Though it originally began purely as a war machine, the Roman army evolved to fill other roles. This was an inevitable outcome of the growth of the empire. As Roman territory spread under the late republic and early emperors, more soldiers had to be kept on the books, ready to defend existing territory or push beyond it as the opportunity arose. Something had to be done with all these men when they weren’t fighting.
There was already a blurred line between military and civilian roles in the upper class. The senators, Rome’s aristocrats, tended to have careers that mixed military command with political positions. The most senior posts available to them, such as that of a provincial governor, included both military and civilian duties. So it was only natural that they would make use of the soldiers serving under them for civilian as well as military work.
The Legionary as Administrator
As both military and civilian commanders, governors drew their staff from the ranks of the legions. A praetorium, the headquarters of a governor, was essentially a military affair. All of the staff there were taken from armed units under the governor’s command, detached from their usual units to serve under the most senior commander in the region.
Some of these men still had quasi-military roles, such as bodyguards for the governor and his senior staff. But many, more acted as various kinds of administrators. There were cornicularii (clerks) who oversaw the smooth running of the administration. Exceptores and notarii, men filling roles similar to what we now think of as a secretary. Exacti and librarii kept track of growing archives of documents and kept the books. Commentarienses made and maintained records of what was going on in the province. There were assistants in the form of adiutores. At the top of the heap were more senior positions with titles such as beneficiarii, frumentarii and speculatores, all part of the bureaucratic machine.
Officers in charge of local garrisons also acted as administrators. The representatives of Rome in their local areas, they were a natural point of contact for locals, and natural choices for their superiors to turn to when anything needed to be organised. As a result, they were involved in work such as gathering census reports, playing the role of the local bureaucrat.
The Legionary as Builder
The Roman way of war relied heavily on men with the skills needed for building projects. There were specialists such as the engineers who created siege machines and the architects who oversaw the construction of siege works. There were also craftsmen who had plied another trade before joining the legions, or who had developed practical skills while carrying out work on military construction projects.

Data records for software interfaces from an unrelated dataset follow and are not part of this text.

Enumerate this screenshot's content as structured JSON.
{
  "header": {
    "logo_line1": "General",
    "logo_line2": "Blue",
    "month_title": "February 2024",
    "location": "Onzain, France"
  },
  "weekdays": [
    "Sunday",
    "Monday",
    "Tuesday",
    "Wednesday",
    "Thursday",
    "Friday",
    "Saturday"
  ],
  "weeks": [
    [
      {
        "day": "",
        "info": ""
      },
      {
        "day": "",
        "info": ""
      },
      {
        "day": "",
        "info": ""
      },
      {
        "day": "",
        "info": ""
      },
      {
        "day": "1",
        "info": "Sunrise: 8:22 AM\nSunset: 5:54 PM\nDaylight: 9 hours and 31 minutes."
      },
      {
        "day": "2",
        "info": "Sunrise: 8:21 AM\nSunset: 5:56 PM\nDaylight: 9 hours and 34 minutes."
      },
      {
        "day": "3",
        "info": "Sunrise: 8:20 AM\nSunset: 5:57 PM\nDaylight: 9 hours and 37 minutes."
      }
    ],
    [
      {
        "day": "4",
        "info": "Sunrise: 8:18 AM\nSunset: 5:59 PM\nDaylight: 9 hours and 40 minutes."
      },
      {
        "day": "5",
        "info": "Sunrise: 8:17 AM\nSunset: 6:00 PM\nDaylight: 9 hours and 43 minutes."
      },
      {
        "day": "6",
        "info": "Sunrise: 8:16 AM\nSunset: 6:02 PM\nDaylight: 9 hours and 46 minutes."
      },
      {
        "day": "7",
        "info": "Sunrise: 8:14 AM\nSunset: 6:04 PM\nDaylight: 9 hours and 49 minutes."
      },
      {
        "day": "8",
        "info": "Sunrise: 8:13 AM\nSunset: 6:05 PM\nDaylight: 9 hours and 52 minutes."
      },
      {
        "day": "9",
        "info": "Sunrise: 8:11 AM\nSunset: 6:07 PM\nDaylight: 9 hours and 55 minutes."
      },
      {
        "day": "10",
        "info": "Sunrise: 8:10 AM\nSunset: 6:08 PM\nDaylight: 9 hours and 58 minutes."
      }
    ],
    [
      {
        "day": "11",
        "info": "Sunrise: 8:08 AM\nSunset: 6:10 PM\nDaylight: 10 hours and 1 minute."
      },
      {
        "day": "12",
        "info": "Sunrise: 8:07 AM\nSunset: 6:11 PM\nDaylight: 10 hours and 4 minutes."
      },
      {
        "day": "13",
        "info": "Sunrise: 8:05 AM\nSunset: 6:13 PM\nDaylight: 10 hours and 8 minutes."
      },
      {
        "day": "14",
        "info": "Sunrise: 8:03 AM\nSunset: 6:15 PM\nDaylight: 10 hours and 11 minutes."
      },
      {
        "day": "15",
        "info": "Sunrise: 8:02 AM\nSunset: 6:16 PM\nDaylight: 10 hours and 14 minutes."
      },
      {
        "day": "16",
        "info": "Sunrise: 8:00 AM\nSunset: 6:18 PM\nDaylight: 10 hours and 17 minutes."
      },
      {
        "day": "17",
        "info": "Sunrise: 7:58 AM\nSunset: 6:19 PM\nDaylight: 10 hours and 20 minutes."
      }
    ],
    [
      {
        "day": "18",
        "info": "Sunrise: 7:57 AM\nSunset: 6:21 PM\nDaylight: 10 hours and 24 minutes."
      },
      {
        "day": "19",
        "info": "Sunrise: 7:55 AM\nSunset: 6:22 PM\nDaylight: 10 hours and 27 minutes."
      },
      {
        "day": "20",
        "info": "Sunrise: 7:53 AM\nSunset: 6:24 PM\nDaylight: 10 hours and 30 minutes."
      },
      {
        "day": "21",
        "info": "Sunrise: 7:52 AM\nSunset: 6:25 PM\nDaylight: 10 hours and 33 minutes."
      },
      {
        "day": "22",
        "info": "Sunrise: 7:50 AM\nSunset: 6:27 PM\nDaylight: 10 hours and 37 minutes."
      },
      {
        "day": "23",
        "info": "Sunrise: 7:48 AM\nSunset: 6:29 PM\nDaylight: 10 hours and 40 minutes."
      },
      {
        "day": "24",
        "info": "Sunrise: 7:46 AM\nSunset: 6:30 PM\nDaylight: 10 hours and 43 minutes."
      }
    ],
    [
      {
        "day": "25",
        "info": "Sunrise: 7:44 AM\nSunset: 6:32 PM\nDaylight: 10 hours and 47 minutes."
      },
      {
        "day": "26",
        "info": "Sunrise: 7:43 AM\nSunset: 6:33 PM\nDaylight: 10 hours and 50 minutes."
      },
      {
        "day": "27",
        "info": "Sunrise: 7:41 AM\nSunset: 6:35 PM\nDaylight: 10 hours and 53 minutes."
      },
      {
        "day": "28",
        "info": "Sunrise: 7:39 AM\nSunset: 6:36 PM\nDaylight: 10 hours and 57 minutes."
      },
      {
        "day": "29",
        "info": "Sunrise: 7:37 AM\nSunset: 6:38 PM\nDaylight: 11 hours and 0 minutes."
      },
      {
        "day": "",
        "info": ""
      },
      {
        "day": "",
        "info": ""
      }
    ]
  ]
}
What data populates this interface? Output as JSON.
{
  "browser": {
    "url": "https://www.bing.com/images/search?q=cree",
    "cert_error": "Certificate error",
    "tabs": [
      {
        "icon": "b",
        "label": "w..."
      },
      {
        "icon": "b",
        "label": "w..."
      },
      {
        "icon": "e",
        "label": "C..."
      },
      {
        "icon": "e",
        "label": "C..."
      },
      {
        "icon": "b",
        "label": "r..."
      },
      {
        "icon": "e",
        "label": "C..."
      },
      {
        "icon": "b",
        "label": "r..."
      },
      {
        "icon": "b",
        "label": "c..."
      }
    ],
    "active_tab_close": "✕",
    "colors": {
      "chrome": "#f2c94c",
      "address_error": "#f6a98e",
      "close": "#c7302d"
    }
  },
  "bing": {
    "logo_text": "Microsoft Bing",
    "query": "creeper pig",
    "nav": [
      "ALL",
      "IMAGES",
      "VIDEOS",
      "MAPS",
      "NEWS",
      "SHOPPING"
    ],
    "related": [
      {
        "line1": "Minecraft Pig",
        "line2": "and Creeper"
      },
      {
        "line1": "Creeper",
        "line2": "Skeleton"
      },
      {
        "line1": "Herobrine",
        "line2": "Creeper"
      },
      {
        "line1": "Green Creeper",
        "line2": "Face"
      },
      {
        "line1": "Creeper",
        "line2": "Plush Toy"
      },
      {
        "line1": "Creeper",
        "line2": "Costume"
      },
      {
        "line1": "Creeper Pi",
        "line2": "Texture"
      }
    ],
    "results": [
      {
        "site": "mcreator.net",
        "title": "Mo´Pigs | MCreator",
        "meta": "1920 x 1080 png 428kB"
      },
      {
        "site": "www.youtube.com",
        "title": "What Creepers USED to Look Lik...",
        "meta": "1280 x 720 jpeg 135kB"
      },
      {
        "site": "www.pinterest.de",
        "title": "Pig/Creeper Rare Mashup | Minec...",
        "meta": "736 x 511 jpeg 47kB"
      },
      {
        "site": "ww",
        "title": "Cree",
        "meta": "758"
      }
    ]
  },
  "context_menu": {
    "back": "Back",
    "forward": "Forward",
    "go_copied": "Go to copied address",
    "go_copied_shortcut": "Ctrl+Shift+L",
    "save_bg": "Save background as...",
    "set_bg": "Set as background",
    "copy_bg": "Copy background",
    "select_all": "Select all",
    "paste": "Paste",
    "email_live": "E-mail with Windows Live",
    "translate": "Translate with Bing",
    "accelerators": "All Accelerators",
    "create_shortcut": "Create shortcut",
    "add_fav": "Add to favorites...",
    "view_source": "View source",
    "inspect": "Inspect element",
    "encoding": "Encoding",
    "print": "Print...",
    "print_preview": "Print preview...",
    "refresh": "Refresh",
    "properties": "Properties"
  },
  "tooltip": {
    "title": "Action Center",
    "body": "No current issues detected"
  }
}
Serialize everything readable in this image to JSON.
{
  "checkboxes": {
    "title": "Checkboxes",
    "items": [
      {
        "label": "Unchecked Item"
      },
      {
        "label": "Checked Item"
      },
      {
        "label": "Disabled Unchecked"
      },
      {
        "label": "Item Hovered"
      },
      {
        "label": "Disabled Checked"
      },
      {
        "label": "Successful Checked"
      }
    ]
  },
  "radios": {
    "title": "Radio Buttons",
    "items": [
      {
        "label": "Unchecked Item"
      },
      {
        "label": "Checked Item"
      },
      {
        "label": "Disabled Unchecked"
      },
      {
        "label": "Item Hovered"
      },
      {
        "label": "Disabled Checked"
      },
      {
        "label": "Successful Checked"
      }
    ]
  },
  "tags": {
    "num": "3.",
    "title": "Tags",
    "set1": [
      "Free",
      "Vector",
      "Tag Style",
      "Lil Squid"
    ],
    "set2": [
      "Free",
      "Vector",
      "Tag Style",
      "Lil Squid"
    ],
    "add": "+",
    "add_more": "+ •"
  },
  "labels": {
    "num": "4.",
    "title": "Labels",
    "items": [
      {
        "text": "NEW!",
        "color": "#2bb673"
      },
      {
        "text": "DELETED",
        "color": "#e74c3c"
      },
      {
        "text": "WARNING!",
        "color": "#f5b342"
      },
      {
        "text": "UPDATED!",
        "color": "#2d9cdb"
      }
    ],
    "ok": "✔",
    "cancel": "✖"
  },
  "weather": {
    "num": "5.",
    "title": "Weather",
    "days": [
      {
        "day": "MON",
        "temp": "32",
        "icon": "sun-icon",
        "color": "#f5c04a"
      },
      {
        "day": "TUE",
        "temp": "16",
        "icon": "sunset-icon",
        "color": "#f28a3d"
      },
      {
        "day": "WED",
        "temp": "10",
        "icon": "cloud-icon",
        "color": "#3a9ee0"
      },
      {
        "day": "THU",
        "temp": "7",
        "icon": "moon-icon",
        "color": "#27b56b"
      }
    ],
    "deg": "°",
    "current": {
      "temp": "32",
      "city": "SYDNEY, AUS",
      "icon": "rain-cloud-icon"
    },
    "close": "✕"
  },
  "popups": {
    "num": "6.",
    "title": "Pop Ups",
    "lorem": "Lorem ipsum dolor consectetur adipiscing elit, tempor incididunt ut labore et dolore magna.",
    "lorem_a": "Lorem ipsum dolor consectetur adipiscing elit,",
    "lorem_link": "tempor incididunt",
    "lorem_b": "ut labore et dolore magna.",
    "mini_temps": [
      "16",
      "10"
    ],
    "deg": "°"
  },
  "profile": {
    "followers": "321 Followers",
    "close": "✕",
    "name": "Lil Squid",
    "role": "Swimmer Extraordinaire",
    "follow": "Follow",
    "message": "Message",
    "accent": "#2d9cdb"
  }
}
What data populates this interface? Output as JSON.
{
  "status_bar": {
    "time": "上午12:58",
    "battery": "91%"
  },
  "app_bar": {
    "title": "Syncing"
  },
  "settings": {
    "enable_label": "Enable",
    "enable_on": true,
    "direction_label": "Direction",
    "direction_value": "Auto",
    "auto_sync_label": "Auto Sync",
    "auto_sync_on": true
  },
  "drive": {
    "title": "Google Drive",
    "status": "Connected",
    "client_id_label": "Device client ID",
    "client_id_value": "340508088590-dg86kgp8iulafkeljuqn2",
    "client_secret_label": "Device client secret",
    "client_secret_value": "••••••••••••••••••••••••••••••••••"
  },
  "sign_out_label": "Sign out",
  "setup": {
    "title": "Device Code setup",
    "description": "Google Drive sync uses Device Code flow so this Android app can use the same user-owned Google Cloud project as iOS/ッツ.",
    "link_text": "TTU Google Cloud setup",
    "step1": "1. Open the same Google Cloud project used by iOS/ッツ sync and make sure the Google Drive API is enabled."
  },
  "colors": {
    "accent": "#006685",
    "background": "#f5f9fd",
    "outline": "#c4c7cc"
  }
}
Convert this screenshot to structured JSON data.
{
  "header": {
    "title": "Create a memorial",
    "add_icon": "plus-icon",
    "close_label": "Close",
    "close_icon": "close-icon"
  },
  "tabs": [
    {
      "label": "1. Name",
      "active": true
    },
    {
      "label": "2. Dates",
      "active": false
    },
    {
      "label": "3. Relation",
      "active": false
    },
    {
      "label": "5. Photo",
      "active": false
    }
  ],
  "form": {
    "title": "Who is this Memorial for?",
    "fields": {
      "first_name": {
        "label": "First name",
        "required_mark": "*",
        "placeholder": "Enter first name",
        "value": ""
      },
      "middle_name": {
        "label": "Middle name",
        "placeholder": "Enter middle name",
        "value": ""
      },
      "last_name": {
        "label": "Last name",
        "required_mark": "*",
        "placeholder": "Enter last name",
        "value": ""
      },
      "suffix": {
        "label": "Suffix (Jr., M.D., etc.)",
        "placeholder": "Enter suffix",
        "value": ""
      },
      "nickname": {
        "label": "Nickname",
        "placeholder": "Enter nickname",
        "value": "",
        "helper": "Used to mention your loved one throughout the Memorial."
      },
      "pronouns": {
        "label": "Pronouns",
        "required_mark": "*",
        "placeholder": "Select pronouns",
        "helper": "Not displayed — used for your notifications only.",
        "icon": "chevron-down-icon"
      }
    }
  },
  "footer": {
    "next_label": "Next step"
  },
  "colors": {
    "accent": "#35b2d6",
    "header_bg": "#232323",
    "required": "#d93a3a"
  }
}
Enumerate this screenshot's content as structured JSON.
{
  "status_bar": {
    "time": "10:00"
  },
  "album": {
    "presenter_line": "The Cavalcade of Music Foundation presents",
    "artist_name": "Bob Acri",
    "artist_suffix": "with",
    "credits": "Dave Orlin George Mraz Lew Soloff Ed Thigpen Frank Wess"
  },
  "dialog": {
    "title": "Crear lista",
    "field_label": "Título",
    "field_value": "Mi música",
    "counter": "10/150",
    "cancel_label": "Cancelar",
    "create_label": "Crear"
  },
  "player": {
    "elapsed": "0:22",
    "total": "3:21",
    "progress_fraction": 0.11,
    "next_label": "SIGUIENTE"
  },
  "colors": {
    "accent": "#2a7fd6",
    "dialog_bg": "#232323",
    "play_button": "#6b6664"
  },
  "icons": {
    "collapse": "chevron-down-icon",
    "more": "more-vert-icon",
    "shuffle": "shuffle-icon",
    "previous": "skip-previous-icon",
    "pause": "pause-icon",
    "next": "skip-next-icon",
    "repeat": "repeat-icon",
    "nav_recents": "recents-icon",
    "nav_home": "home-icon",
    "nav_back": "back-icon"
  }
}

Even when not undertaking a siege, life on a campaign was full of construction. A Roman legion on the march would build a defended camp every night, digging ditches and using the earth to build ramparts. The business of getting an army from one place to another meant a lot of construction.
It was, therefore, natural that legionaries would be used for large-scale construction projects even when these could have been done by civilians. Hadrian’s Wall was built by the three legions stationed in Britain at the time – II Augusta, VI Victrix and XX Valeria Victrix. As in battle, the unit structure of the legions came in handy here, with the work being split into parts that could each be assigned to a century.
Road construction was also sometimes legionary work. It provided better transport networks when the military needed them, as well as helping with the civilian economy. And there were projects of purely civilian purpose, such as restoring the aqueduct at Caesarea Maritima in Judea or digging a canal near Antioch. The legions had the skills and manpower to make these projects a reality.
The Legionary as Manufacturer
Like construction work, the industrial role of the legions arose from their military needs. Workshops were a common feature of large military camps, as they allowed weapons and armour to be produced and maintained. This meant that men in the legion had to have the skills to work the forges.
Similarly, the legions needed cooking vessels. Like the tiles used in constructing permanent barracks buildings, there were produced in potteries owned and staffed by the legions. Tiles stamped with the mark of military units have been found on civilian sites, indicating that they weren’t just used by the military.
It was natural for the army to supervise sites such as the lead mines of hazardous western Britain or the quarries from which the legions took their stone. Sometimes a governor would even use soldiers for the hard labour of mining, as when Curtius Rufus had soldiers in Upper Germany mine for silver, a scheme whose profits earned the governor high honours from the emperor.
The Legionary as Policeman
In any era, policing relies upon the threat of violence, whether implied or explicitly stated. It’s the right to use force to keep criminals in check that gives the police their power even in the most civilised of societies.
In ancient Rome, as in most societies before the 19th century, there was no separate police force. Instead, the legions were responsible for upholding law and order.
Often, their mere presence was enough to keep people safe. Small garrisons stationed along major travel routes could deter bandits, allowing merchants and messengers to pass in peace. This dispersed policing role explains how soldiers so often found themselves spread across the provinces and so becoming local administrators.
The way these two roles came together is shown in the appeals made by victims of crime to the local legions. Egyptian papyri record many occasions when people appealed to local officers to investigate and punish the perpetrators of thefts, assaults, and threats.